Washington state is home to cathedralesque old-growth forests, spectacular coastline, rugged mountains, dashing rivers and streams, and diverse birds and other wildlife.

Nine Mass Audubon travelers, joined Mass Audubon ornithologist, Wayne Petersen and local expert, Woody Wheeler in the northwestern corner of the United States at a perfect time of year to appreciate flowers in riotous color, birds in the midst of nesting, and a variety of mammal species going about their daily routines. Merely being in the presence of such iconic (if not controversial) species as tiny Marbled Murrelets and reclusive Spotted Owls – both pawns in the long-standing battle to conserve old-growth forests in the Northwest – was in itself a humbling experience. Add to this the opportunity to observe many of the more common signature species of these magnificent forests – Pacific-slope Flycatcher, Steller’s Jay, Chestnut-backed Chickadee, Pacific Wren, and Townsend’s Warbler – only enhanced their appreciation of this spectacular ecosystem.

The coastal areas where thick with a variety of seabirds and other waterbirds, some northward bound to boreal or Arctic breeding grounds, and others already established on their home turf. Surf Scoters, Red-throated and Pacific loons, and Whimbrels were headed for Alaska or interior Canada, while Black Oystercatchers, Glaucous-winged Gulls, and Rhinoceros Auklets were already in the throes of nesting on the Washington coast.
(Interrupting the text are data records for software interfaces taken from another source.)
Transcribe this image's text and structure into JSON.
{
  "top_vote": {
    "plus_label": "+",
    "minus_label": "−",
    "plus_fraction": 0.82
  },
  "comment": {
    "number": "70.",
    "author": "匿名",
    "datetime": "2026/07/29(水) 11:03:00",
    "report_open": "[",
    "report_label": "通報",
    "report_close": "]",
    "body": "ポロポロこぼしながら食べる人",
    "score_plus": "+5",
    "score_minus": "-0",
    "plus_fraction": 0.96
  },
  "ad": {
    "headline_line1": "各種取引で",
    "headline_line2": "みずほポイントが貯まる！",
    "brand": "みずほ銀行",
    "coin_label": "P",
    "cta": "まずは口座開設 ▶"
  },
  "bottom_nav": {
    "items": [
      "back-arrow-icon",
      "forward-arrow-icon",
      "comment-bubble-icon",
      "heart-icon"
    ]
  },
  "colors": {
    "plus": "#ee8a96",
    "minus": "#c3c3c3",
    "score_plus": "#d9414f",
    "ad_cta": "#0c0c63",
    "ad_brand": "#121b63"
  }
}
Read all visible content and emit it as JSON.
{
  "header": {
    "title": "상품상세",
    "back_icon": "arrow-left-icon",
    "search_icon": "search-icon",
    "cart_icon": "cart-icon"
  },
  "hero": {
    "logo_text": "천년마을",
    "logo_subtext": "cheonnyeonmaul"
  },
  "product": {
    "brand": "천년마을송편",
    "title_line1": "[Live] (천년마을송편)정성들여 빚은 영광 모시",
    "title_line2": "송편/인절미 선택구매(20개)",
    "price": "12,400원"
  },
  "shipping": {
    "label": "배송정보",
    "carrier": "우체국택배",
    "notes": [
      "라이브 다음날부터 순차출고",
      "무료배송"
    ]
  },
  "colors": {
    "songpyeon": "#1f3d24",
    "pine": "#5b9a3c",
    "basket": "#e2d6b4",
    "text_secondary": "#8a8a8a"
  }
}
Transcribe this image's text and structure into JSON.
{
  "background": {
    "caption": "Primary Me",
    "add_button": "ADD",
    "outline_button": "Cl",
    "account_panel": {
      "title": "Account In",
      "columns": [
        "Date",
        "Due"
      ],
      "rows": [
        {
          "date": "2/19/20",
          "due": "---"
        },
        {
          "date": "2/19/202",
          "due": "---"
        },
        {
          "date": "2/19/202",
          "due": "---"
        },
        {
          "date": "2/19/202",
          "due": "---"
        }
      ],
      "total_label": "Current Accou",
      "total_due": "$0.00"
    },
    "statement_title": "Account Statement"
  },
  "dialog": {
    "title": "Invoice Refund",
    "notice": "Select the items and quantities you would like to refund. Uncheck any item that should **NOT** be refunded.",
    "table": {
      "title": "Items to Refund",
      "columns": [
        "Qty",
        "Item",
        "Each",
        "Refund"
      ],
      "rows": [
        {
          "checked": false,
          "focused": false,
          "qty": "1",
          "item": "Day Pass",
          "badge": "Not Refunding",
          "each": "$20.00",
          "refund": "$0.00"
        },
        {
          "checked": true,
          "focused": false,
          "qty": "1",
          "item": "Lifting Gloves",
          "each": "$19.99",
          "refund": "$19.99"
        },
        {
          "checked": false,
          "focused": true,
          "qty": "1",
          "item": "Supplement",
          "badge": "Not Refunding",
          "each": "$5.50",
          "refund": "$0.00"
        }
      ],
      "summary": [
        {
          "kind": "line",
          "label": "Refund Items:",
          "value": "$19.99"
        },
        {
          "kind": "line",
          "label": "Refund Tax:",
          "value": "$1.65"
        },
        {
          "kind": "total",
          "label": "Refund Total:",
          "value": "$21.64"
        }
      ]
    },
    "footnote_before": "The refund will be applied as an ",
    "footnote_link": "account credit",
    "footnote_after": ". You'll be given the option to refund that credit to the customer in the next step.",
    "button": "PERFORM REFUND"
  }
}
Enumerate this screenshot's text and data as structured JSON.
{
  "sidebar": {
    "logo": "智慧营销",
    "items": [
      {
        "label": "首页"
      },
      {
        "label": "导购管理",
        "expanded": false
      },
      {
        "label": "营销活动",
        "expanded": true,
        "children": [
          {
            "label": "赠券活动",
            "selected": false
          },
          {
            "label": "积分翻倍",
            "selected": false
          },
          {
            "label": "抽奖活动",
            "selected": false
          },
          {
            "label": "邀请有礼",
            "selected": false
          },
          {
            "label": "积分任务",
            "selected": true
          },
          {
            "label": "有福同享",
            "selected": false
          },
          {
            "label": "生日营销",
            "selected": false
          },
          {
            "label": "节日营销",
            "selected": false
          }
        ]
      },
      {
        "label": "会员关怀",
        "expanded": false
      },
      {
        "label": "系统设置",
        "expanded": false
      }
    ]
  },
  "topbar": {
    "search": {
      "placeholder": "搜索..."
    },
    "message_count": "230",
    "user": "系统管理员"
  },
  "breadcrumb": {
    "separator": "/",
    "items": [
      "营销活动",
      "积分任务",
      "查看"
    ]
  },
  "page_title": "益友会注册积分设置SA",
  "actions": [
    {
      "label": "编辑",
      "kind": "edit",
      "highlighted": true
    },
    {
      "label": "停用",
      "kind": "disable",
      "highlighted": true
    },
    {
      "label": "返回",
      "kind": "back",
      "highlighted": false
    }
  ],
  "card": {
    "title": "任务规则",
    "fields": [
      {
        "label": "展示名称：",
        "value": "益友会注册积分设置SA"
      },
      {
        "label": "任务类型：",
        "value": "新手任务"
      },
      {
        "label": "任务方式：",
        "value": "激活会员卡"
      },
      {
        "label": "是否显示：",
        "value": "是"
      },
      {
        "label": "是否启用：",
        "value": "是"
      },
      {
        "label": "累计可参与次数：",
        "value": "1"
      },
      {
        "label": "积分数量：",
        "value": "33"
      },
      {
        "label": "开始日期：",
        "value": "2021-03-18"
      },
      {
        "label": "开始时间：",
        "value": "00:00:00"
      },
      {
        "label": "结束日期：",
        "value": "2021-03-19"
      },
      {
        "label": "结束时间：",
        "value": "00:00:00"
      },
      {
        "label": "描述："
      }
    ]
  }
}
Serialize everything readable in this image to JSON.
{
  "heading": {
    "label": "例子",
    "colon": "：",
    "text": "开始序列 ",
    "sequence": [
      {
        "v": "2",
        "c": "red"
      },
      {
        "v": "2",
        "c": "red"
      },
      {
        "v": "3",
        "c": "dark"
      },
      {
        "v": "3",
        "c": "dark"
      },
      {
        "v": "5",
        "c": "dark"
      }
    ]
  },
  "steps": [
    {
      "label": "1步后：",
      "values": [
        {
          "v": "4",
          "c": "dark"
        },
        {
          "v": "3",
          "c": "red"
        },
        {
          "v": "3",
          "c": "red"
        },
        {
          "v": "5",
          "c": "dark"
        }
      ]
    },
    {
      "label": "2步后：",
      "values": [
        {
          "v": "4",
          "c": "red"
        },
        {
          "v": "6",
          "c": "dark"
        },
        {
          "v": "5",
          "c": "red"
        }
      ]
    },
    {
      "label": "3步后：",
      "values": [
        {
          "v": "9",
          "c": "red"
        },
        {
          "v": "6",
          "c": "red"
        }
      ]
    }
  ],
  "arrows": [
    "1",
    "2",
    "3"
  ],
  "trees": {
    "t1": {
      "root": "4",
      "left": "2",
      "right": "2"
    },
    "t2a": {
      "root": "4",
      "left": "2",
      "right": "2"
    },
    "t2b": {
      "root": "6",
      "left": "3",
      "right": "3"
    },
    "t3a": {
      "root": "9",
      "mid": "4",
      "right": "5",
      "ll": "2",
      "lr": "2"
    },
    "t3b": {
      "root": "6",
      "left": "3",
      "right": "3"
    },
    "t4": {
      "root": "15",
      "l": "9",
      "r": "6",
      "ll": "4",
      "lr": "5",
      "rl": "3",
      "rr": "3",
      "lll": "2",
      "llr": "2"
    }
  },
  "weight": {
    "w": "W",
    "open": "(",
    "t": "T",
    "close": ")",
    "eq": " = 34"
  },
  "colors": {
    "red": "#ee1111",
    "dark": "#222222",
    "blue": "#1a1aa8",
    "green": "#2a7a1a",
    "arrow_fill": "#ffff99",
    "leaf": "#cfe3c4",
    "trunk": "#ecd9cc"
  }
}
Among the more notable coastal experiences were a fortuitous encounter with a seasonally unusual Glaucous Gull and the chance to leisurely observe several low-foraging Black Swifts on Whidbey Island.

The group’s impressive mammal list was highlighted by the sight of a small herd of Roosevelt Elk – an indigenous subspecies of the American Elk (Wapiti) found only in the Pacific Northwest – and for some of the group, an intimate study of a Mountain Beaver (aka Aplodontia or Sewellel) on our Hurricane Ridge excursion. This strange little burrowing animal is considered the most primitive rodent in the world and is unique in regularly eating its own feces as a way to increase nutrient extraction from its notably unpalatable and low nutrition diet. Is this too much information?

The group also engaged former Mass Audubon colleague, Peter Dunwiddie, for a time to share his extensive botanical knowledge as they explored the lovely Ebey Bluff area. A number of rare and local plant species inhabit this spectacular coastal reserve.

Overall, this was a memorable trip for all in this fun and enthusiastic group.